You may think a princess is pampered and waited upon. Not these princesses. In fact, it’s not easy for me to ask for help. I rather hate it. Asking for help makes me feel vulnerable and, sometimes, weak. I’ve gotten better about it as I’ve gotten older, but I’m still a pretty independent person, and it chafes me to feel dependent on others. I know. I know. I have issues. Oy! Believe me, I am trying to work through them.
I’m working on a pagan-y project right now that has forced me to ask others for advice. After some research online, I couldn’t find a site that offered comprehensive information. So, I put out a call for advice and got some really positive and helpful responses from several friends. Thanks for that guys and gals!
I also “cold called” a pagan I know in passing because she has successfully executed this particular project in the past. She was gracious and responded with good and useful information that I hadn’t seen anywhere else. w00t! I was and am very grateful. But her response was tempered with a polite, “I’m sure if you googled this, you could find what you need.” A gentile chastising, but a chastising nonetheless. I could just tell s/he was thinking, “well, bless her heart” when responding to me.* NOOOOoooooo! I hate that someone would think that of me and that is EXACTLY why I hate to ask for help.
Needless to say, I was a little taken aback. True, this person doesn’t know me well enough to know that it took pressing need for me to ask for help. (Or well enough to know I have a Ph.D. — a certification in research if ever there was one!) At the same time, should that ever be the response when someone asks for help? I’m no Miss Manners, but an immediate assumption of willful ignorance when someone asks for help seems unkind. Especially among pagans, folk whose beliefs and practices are varied and wide and so not canonical. A simple google of anything pagan will not lead to a simple answer.
This episode of polite patronizing got me wondering if this wasn’t an episode at all. Was it, instead, evidence of a larger trend of collective condescension? This question got me wondering about fluffy bunnies. A fluffy bunny is someone who is (usually) new to paganism and (usually) a solitary practitioner and (always) disinterested in expanding their knowledge about paganism. What if fluffs are asking for information and we are turning them away – either with a gently down-turned nose or a “bless her heart” smile? Are we ourselves (meaning practicing pagans) causing newbies to reproduce like rabbits…into bunnies? Say it isn’t so!
For those of you who are pagan, think back to the early days of your paradigm shift — to your “pagadigm” shift, if you will (Oh, wow. That is a terrible pun. You’re welcome.). Back to a time when you had a lot of questions, didn’t know where to go for answers and didn’t know who to trust with (what was likely) a secret. Suppose you reached out to someone (and at some point, most of us did) and they snubbed you, even politely. Would you have become a fluffy bunny? Even for a little while?
For those of you who are not pagan, let’s use a similar memory…one about something sensitive and private. Sex! Imagine (or recall) that already awkward moment when you ask for information being further traumatized by a snooty answer. I remember that happening to me. Those damn older kids and their “You don’t know that?! You’re stupid!” attitudes. Aaarrggghhh!
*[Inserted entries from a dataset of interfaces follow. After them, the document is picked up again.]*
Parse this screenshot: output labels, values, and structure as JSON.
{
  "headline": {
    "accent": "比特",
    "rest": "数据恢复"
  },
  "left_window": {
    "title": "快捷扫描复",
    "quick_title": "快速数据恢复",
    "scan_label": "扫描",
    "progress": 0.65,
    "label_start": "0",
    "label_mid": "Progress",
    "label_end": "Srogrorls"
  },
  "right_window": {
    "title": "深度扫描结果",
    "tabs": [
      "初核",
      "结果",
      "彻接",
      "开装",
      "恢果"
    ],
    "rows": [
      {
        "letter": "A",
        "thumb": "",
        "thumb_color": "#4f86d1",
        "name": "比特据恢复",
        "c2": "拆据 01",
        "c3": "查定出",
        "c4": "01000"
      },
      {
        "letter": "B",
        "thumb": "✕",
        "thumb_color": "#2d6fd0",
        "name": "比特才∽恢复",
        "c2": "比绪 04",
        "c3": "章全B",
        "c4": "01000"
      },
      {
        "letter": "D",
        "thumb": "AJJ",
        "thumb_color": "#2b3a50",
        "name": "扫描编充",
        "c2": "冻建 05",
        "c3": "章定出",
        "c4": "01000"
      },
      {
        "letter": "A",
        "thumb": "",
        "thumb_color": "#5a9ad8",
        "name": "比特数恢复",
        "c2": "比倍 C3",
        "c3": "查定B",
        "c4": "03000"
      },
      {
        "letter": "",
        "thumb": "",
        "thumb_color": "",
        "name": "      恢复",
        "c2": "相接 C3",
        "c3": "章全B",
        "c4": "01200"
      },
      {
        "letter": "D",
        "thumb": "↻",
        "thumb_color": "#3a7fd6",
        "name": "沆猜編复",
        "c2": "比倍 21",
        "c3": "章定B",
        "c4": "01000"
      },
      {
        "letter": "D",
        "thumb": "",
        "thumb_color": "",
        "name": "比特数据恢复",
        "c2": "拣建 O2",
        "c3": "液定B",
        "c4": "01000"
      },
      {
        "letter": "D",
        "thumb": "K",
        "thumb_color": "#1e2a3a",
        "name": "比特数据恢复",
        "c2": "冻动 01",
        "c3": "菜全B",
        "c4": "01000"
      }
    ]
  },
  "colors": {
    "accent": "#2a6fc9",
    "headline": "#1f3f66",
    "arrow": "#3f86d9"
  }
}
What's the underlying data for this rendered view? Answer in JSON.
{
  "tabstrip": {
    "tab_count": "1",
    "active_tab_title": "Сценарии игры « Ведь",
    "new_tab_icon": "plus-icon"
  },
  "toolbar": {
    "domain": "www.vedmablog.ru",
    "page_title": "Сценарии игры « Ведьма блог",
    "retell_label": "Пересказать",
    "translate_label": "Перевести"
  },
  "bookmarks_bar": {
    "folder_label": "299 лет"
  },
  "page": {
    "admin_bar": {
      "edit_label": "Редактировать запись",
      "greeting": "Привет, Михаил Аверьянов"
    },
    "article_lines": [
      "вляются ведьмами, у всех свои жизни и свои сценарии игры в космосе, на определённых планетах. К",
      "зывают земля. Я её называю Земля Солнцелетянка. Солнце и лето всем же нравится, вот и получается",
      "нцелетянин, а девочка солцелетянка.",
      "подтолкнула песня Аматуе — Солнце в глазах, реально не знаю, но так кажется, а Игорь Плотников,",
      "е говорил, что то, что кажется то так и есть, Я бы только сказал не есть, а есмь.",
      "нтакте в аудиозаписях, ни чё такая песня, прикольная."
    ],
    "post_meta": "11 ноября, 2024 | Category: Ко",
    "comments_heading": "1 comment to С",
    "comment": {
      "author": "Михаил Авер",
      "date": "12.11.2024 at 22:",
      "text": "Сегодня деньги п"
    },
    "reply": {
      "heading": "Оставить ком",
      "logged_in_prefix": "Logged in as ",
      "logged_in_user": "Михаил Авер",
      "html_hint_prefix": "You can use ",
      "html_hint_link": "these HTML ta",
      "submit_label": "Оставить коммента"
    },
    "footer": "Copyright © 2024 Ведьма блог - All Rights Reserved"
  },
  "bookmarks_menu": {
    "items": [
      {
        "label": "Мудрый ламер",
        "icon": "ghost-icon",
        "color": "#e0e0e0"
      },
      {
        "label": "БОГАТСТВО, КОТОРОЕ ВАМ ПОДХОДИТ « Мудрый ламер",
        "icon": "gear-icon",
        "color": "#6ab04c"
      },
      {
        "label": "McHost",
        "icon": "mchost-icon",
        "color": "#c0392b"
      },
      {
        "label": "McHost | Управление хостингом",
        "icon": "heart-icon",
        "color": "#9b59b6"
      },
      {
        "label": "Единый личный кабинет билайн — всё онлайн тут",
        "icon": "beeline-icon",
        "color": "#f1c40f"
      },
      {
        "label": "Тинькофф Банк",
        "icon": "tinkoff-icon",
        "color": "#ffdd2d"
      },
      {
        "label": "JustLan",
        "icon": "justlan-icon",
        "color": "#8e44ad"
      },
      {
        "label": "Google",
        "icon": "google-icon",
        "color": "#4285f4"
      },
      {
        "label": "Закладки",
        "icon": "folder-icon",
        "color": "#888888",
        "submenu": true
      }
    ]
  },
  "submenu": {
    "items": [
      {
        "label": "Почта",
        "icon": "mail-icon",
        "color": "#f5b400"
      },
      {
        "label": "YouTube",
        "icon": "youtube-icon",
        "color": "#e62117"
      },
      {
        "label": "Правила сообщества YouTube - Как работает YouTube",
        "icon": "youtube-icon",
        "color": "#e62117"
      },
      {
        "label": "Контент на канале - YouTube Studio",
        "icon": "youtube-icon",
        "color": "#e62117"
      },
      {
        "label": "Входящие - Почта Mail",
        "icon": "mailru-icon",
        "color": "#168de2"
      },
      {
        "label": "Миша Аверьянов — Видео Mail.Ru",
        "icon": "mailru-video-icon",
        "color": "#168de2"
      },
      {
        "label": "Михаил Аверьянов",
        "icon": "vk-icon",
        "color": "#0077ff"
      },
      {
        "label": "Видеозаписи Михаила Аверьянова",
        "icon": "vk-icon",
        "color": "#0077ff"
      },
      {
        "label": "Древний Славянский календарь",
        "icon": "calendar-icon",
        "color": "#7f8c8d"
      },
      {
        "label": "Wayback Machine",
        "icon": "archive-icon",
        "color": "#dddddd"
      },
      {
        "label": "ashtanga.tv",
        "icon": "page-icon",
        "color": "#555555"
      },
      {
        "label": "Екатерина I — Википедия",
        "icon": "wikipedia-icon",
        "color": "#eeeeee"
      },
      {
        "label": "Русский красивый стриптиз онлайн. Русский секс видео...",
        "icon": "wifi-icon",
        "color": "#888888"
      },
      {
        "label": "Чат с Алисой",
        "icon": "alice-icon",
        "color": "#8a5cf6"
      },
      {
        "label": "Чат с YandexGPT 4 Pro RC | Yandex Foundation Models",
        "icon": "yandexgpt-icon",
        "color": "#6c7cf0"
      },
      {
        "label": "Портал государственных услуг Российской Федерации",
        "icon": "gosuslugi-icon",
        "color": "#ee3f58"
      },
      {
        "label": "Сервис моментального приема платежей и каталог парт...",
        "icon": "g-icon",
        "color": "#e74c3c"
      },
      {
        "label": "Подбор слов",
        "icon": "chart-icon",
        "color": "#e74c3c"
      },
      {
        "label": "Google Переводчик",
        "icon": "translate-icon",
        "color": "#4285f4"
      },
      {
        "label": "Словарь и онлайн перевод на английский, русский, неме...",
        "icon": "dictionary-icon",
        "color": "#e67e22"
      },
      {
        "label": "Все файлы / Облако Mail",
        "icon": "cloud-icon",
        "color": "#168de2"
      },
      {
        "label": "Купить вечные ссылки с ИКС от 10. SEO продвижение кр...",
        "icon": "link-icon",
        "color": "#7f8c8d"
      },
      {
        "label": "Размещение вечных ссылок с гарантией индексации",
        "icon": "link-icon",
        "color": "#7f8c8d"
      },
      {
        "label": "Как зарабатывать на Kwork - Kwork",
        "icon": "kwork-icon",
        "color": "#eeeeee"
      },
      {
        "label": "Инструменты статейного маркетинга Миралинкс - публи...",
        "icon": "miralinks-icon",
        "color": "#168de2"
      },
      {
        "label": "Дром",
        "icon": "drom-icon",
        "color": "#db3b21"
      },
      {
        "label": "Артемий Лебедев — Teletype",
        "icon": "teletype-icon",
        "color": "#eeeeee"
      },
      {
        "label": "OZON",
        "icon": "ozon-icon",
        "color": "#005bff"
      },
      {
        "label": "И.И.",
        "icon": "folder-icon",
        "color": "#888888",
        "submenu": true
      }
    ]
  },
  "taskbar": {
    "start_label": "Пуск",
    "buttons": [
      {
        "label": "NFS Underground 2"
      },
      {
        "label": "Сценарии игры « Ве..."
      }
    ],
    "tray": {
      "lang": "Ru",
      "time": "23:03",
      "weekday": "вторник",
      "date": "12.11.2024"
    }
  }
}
What say you royal readers? Have you ever asked for help and been undeservedly scolded, even if lightly, for asking?